◆ DATA UNDER STUDY ◆
++++++++++++++++++++

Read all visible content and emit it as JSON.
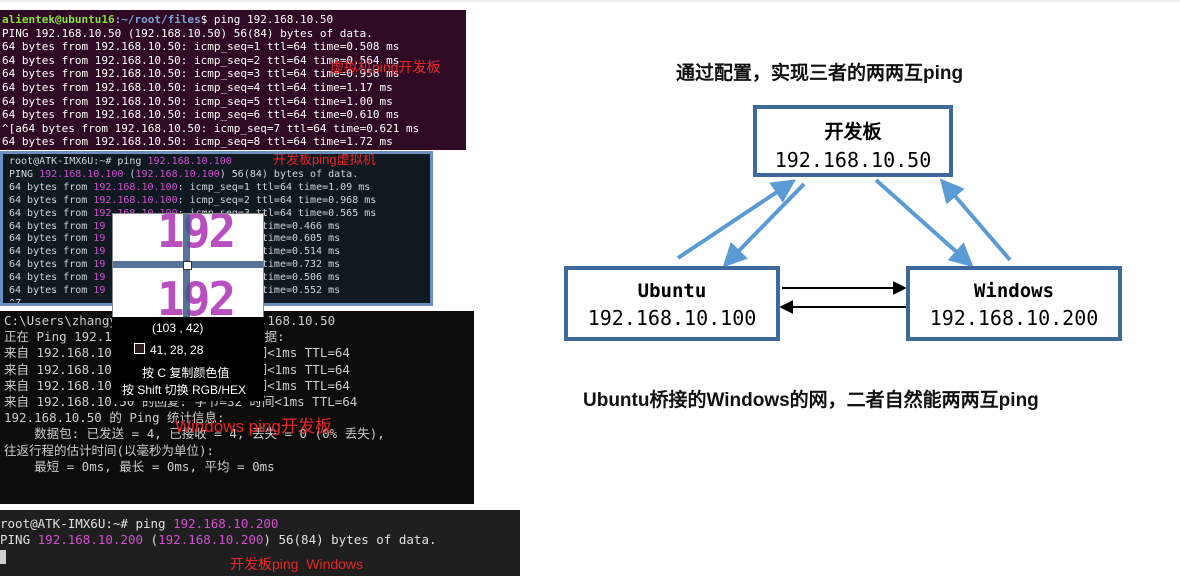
{
  "terminal_vm": {
    "prompt_user": "alientek@ubuntu16",
    "prompt_path": ":~/root/files",
    "prompt_cmd": "$ ping 192.168.10.50",
    "lines": [
      "PING 192.168.10.50 (192.168.10.50) 56(84) bytes of data.",
      "64 bytes from 192.168.10.50: icmp_seq=1 ttl=64 time=0.508 ms",
      "64 bytes from 192.168.10.50: icmp_seq=2 ttl=64 time=0.564 ms",
      "64 bytes from 192.168.10.50: icmp_seq=3 ttl=64 time=0.958 ms",
      "64 bytes from 192.168.10.50: icmp_seq=4 ttl=64 time=1.17 ms",
      "64 bytes from 192.168.10.50: icmp_seq=5 ttl=64 time=1.00 ms",
      "64 bytes from 192.168.10.50: icmp_seq=6 ttl=64 time=0.610 ms",
      "^[a64 bytes from 192.168.10.50: icmp_seq=7 ttl=64 time=0.621 ms",
      "64 bytes from 192.168.10.50: icmp_seq=8 ttl=64 time=1.72 ms"
    ],
    "annotation": "虚拟机ping开发板"
  },
  "terminal_board": {
    "prompt": "root@ATK-IMX6U:~# ping ",
    "target": "192.168.10.100",
    "ping_a": "PING ",
    "ping_b": "192.168.10.100",
    "ping_c": " (",
    "ping_d": "192.168.10.100",
    "ping_e": ") 56(84) bytes of data.",
    "replies": [
      {
        "pre": "64 bytes from ",
        "ip": "192.168.10.100",
        "rest": ": icmp_seq=1 ttl=64 time=1.09 ms"
      },
      {
        "pre": "64 bytes from ",
        "ip": "192.168.10.100",
        "rest": ": icmp_seq=2 ttl=64 time=0.968 ms"
      },
      {
        "pre": "64 bytes from ",
        "ip": "192.168.10.100",
        "rest": ": icmp_seq=3 ttl=64 time=0.565 ms"
      },
      {
        "pre": "64 bytes from ",
        "ip": "19",
        "rest": "                   ttl=64 time=0.466 ms"
      },
      {
        "pre": "64 bytes from ",
        "ip": "19",
        "rest": "                   ttl=64 time=0.605 ms"
      },
      {
        "pre": "64 bytes from ",
        "ip": "19",
        "rest": "                   ttl=64 time=0.514 ms"
      },
      {
        "pre": "64 bytes from ",
        "ip": "19",
        "rest": "                   ttl=64 time=0.732 ms"
      },
      {
        "pre": "64 bytes from ",
        "ip": "19",
        "rest": "                   ttl=64 time=0.506 ms"
      },
      {
        "pre": "64 bytes from ",
        "ip": "19",
        "rest": "                   ttl=64 time=0.552 ms"
      }
    ],
    "last": "^Z",
    "annotation": "开发板ping虚拟机"
  },
  "magnifier": {
    "zoom_text": "192",
    "coords": "(103 , 42)",
    "rgb": "41, 28, 28",
    "hint_copy": "按 C 复制颜色值",
    "hint_switch": "按 Shift 切换 RGB/HEX"
  },
  "terminal_windows": {
    "lines": [
      "C:\\Users\\zhangyong        ping 192.168.10.50",
      "",
      "正在 Ping 192.16       有 32 字节的数据:",
      "来自 192.168.10.5        字节=32 时间<1ms TTL=64",
      "来自 192.168.10.5        字节=32 时间<1ms TTL=64",
      "来自 192.168.10.5        字节=32 时间<1ms TTL=64",
      "来自 192.168.10.50 的回复: 字节=32 时间<1ms TTL=64",
      "",
      "192.168.10.50 的 Ping 统计信息:",
      "    数据包: 已发送 = 4, 已接收 = 4, 丢失 = 0 (0% 丢失),",
      "往返行程的估计时间(以毫秒为单位):",
      "    最短 = 0ms, 最长 = 0ms, 平均 = 0ms"
    ],
    "annotation": "Windows ping开发板"
  },
  "terminal_board2": {
    "prompt": "root@ATK-IMX6U:~# ping ",
    "target": "192.168.10.200",
    "ping_a": "PING ",
    "ping_b": "192.168.10.200",
    "ping_c": " (",
    "ping_d": "192.168.10.200",
    "ping_e": ") 56(84) bytes of data.",
    "annotation": "开发板ping  Windows"
  },
  "diagram": {
    "title": "通过配置，实现三者的两两互ping",
    "board": {
      "name": "开发板",
      "ip": "192.168.10.50"
    },
    "ubuntu": {
      "name": "Ubuntu",
      "ip": "192.168.10.100"
    },
    "windows": {
      "name": "Windows",
      "ip": "192.168.10.200"
    },
    "caption": "Ubuntu桥接的Windows的网，二者自然能两两互ping",
    "colors": {
      "box_border": "#3d6a9a",
      "arrow_light": "#5b9bd5",
      "arrow_dark": "#000000"
    }
  }
}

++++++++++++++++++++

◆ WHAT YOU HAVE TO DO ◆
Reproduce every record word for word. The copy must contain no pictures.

◆ SOLUTION FOR THIS TASK ◆
Read all visible content and emit it as JSON.
{
  "terminal_vm": {
    "prompt_user": "alientek@ubuntu16",
    "prompt_path": ":~/root/files",
    "prompt_cmd": "$ ping 192.168.10.50",
    "lines": [
      "PING 192.168.10.50 (192.168.10.50) 56(84) bytes of data.",
      "64 bytes from 192.168.10.50: icmp_seq=1 ttl=64 time=0.508 ms",
      "64 bytes from 192.168.10.50: icmp_seq=2 ttl=64 time=0.564 ms",
      "64 bytes from 192.168.10.50: icmp_seq=3 ttl=64 time=0.958 ms",
      "64 bytes from 192.168.10.50: icmp_seq=4 ttl=64 time=1.17 ms",
      "64 bytes from 192.168.10.50: icmp_seq=5 ttl=64 time=1.00 ms",
      "64 bytes from 192.168.10.50: icmp_seq=6 ttl=64 time=0.610 ms",
      "^[a64 bytes from 192.168.10.50: icmp_seq=7 ttl=64 time=0.621 ms",
      "64 bytes from 192.168.10.50: icmp_seq=8 ttl=64 time=1.72 ms"
    ],
    "annotation": "虚拟机ping开发板"
  },
  "terminal_board": {
    "prompt": "root@ATK-IMX6U:~# ping ",
    "target": "192.168.10.100",
    "ping_a": "PING ",
    "ping_b": "192.168.10.100",
    "ping_c": " (",
    "ping_d": "192.168.10.100",
    "ping_e": ") 56(84) bytes of data.",
    "replies": [
      {
        "pre": "64 bytes from ",
        "ip": "192.168.10.100",
        "rest": ": icmp_seq=1 ttl=64 time=1.09 ms"
      },
      {
        "pre": "64 bytes from ",
        "ip": "192.168.10.100",
        "rest": ": icmp_seq=2 ttl=64 time=0.968 ms"
      },
      {
        "pre": "64 bytes from ",
        "ip": "192.168.10.100",
        "rest": ": icmp_seq=3 ttl=64 time=0.565 ms"
      },
      {
        "pre": "64 bytes from ",
        "ip": "19",
        "rest": "                   ttl=64 time=0.466 ms"
      },
      {
        "pre": "64 bytes from ",
        "ip": "19",
        "rest": "                   ttl=64 time=0.605 ms"
      },
      {
        "pre": "64 bytes from ",
        "ip": "19",
        "rest": "                   ttl=64 time=0.514 ms"
      },
      {
        "pre": "64 bytes from ",
        "ip": "19",
        "rest": "                   ttl=64 time=0.732 ms"
      },
      {
        "pre": "64 bytes from ",
        "ip": "19",
        "rest": "                   ttl=64 time=0.506 ms"
      },
      {
        "pre": "64 bytes from ",
        "ip": "19",
        "rest": "                   ttl=64 time=0.552 ms"
      }
    ],
    "last": "^Z",
    "annotation": "开发板ping虚拟机"
  },
  "magnifier": {
    "zoom_text": "192",
    "coords": "(103 , 42)",
    "rgb": "41, 28, 28",
    "hint_copy": "按 C 复制颜色值",
    "hint_switch": "按 Shift 切换 RGB/HEX"
  },
  "terminal_windows": {
    "lines": [
      "C:\\Users\\zhangyong        ping 192.168.10.50",
      "",
      "正在 Ping 192.16       有 32 字节的数据:",
      "来自 192.168.10.5        字节=32 时间<1ms TTL=64",
      "来自 192.168.10.5        字节=32 时间<1ms TTL=64",
      "来自 192.168.10.5        字节=32 时间<1ms TTL=64",
      "来自 192.168.10.50 的回复: 字节=32 时间<1ms TTL=64",
      "",
      "192.168.10.50 的 Ping 统计信息:",
      "    数据包: 已发送 = 4, 已接收 = 4, 丢失 = 0 (0% 丢失),",
      "往返行程的估计时间(以毫秒为单位):",
      "    最短 = 0ms, 最长 = 0ms, 平均 = 0ms"
    ],
    "annotation": "Windows ping开发板"
  },
  "terminal_board2": {
    "prompt": "root@ATK-IMX6U:~# ping ",
    "target": "192.168.10.200",
    "ping_a": "PING ",
    "ping_b": "192.168.10.200",
    "ping_c": " (",
    "ping_d": "192.168.10.200",
    "ping_e": ") 56(84) bytes of data.",
    "annotation": "开发板ping  Windows"
  },
  "diagram": {
    "title": "通过配置，实现三者的两两互ping",
    "board": {
      "name": "开发板",
      "ip": "192.168.10.50"
    },
    "ubuntu": {
      "name": "Ubuntu",
      "ip": "192.168.10.100"
    },
    "windows": {
      "name": "Windows",
      "ip": "192.168.10.200"
    },
    "caption": "Ubuntu桥接的Windows的网，二者自然能两两互ping",
    "colors": {
      "box_border": "#3d6a9a",
      "arrow_light": "#5b9bd5",
      "arrow_dark": "#000000"
    }
  }
}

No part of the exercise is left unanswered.